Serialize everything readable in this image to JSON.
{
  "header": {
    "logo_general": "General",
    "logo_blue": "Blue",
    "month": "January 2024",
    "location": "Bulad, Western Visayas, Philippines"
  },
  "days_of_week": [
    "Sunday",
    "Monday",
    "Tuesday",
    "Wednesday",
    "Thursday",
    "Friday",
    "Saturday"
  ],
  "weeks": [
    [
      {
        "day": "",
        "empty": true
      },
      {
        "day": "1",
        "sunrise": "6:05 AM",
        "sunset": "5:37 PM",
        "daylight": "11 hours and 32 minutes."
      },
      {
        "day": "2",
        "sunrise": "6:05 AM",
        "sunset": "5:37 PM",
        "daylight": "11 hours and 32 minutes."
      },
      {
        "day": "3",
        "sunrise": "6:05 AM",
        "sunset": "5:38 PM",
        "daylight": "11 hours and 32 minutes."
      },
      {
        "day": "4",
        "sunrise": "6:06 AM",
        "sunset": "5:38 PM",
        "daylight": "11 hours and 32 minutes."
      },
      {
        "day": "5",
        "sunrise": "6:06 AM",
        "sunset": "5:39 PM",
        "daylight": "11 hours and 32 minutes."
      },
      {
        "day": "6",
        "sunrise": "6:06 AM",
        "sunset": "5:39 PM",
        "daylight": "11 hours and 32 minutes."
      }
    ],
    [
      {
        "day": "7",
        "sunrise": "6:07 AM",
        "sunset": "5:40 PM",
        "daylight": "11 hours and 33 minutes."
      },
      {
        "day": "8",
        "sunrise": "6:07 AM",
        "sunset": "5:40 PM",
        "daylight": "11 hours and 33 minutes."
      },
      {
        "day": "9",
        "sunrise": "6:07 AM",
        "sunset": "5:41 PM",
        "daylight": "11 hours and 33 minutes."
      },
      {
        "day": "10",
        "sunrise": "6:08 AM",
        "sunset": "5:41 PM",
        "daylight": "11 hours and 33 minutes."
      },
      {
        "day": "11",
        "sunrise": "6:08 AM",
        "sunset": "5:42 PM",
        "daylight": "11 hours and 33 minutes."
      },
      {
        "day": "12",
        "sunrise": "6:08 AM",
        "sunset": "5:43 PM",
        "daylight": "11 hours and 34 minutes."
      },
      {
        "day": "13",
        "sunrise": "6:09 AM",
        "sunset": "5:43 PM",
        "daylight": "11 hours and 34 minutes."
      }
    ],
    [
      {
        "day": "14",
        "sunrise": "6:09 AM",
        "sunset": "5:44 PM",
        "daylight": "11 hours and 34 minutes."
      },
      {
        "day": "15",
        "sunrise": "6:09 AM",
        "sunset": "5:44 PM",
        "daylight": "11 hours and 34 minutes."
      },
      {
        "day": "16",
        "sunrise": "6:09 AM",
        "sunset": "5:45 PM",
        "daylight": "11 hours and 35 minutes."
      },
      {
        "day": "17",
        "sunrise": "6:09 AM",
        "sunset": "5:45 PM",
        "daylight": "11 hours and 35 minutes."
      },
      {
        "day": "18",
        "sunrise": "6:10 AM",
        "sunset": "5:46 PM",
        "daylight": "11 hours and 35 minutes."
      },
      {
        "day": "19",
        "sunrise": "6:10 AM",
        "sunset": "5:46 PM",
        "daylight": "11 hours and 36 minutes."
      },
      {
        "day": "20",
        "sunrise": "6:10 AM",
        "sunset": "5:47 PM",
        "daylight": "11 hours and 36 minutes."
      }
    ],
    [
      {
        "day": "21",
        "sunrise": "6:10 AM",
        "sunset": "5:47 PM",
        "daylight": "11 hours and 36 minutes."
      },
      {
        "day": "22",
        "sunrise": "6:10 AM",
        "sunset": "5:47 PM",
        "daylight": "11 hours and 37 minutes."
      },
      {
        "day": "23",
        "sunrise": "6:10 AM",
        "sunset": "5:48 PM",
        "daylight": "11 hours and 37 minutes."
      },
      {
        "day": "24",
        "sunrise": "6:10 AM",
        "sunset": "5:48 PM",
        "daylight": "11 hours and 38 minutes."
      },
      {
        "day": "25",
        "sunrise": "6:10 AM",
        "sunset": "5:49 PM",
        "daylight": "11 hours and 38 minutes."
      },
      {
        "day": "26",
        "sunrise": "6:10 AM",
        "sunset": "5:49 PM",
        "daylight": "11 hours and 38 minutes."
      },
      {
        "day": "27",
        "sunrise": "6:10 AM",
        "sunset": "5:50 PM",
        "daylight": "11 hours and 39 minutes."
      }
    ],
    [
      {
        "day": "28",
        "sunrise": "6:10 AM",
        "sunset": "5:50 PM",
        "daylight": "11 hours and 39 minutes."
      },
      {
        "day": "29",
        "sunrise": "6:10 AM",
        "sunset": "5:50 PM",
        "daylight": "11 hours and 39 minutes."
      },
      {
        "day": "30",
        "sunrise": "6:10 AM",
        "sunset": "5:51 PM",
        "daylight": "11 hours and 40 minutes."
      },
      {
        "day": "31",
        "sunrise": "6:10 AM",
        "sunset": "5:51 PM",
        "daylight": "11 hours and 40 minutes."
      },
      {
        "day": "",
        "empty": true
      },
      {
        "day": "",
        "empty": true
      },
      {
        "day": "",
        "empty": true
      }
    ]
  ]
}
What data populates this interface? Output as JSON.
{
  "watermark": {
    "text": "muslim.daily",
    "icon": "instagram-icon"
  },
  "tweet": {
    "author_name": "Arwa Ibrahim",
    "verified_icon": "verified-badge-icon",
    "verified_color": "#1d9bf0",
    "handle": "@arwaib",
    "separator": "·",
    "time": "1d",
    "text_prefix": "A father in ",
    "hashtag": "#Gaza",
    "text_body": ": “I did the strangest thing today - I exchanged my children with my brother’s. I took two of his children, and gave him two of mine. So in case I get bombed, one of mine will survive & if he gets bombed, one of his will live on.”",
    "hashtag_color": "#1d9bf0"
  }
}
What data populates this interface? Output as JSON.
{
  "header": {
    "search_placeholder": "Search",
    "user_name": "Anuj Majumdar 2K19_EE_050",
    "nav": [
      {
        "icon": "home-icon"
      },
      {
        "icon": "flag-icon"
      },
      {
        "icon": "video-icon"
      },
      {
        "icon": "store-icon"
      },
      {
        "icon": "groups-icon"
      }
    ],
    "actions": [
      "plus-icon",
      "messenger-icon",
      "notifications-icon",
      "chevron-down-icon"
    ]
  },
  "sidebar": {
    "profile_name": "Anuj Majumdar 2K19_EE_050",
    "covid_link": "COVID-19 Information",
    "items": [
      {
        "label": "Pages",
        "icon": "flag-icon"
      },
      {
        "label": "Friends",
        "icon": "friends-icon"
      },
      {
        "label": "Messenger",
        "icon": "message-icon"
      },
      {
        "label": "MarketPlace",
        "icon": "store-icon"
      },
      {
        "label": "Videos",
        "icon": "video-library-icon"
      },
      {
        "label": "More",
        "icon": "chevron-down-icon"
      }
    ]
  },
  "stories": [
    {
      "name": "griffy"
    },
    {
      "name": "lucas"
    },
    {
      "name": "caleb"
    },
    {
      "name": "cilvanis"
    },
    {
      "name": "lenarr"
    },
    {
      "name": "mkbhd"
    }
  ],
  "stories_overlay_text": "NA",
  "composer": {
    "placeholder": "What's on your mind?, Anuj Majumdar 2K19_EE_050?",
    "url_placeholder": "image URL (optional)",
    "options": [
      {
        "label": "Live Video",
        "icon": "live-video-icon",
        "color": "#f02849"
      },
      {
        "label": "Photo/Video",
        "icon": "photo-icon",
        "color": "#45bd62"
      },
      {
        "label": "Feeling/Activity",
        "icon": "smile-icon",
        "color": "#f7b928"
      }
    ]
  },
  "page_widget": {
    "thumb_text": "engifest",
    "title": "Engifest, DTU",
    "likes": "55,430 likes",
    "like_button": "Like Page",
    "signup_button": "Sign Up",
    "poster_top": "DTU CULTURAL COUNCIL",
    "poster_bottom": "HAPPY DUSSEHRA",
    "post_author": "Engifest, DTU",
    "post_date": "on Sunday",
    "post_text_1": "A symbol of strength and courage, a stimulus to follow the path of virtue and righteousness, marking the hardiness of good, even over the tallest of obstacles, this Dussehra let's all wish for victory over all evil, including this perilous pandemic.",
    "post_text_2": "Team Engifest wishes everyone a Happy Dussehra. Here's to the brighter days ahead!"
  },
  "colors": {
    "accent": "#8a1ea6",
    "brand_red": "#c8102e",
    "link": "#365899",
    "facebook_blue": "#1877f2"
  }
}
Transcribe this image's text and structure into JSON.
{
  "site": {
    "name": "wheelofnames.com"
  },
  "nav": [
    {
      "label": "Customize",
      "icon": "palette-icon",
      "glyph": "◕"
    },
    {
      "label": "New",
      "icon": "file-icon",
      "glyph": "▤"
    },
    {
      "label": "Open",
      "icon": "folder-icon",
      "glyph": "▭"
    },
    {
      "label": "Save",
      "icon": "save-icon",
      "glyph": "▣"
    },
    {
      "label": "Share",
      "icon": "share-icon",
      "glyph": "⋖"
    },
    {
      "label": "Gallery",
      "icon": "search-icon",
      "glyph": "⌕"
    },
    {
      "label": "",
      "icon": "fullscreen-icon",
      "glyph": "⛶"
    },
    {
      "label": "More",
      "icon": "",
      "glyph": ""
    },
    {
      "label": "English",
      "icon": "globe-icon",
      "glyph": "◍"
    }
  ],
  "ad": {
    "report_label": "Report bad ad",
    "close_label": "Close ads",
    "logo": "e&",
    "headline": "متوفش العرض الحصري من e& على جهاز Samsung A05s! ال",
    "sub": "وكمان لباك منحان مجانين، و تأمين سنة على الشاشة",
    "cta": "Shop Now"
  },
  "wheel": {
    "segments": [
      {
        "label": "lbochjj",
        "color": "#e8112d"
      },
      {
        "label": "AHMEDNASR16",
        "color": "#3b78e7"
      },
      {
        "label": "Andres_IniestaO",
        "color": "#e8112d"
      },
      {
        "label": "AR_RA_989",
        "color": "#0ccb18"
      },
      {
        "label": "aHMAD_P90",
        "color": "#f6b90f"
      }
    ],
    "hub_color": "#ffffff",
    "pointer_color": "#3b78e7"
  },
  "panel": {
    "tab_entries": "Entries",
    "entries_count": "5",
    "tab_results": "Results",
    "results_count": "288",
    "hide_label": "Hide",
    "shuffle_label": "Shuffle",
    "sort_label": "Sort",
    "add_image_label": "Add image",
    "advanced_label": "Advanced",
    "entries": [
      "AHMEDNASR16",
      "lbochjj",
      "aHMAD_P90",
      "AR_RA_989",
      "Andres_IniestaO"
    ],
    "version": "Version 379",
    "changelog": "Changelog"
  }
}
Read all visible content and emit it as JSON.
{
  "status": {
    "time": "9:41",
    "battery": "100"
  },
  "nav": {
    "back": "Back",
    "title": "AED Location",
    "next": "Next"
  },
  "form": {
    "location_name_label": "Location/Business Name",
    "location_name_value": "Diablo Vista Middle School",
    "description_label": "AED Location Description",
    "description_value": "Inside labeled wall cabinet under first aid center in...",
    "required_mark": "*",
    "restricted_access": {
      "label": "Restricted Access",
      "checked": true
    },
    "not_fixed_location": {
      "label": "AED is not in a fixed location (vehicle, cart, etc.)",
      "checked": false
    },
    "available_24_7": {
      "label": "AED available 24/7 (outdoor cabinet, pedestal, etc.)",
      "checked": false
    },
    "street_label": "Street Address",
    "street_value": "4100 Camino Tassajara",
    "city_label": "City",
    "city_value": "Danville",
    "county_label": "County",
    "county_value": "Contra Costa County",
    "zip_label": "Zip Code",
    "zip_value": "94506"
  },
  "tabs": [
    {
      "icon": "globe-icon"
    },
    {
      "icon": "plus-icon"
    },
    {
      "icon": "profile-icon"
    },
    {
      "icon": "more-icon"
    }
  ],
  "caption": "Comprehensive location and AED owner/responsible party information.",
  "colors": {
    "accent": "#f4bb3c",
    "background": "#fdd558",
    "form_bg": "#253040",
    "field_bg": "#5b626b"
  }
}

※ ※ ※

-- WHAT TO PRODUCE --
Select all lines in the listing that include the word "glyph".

-- RESULT BELOW --
      "glyph": "◕"
      "glyph": "▤"
      "glyph": "▭"
      "glyph": "▣"
      "glyph": "⋖"
      "glyph": "⌕"
      "glyph": "⛶"
      "glyph": ""
      "glyph": "◍"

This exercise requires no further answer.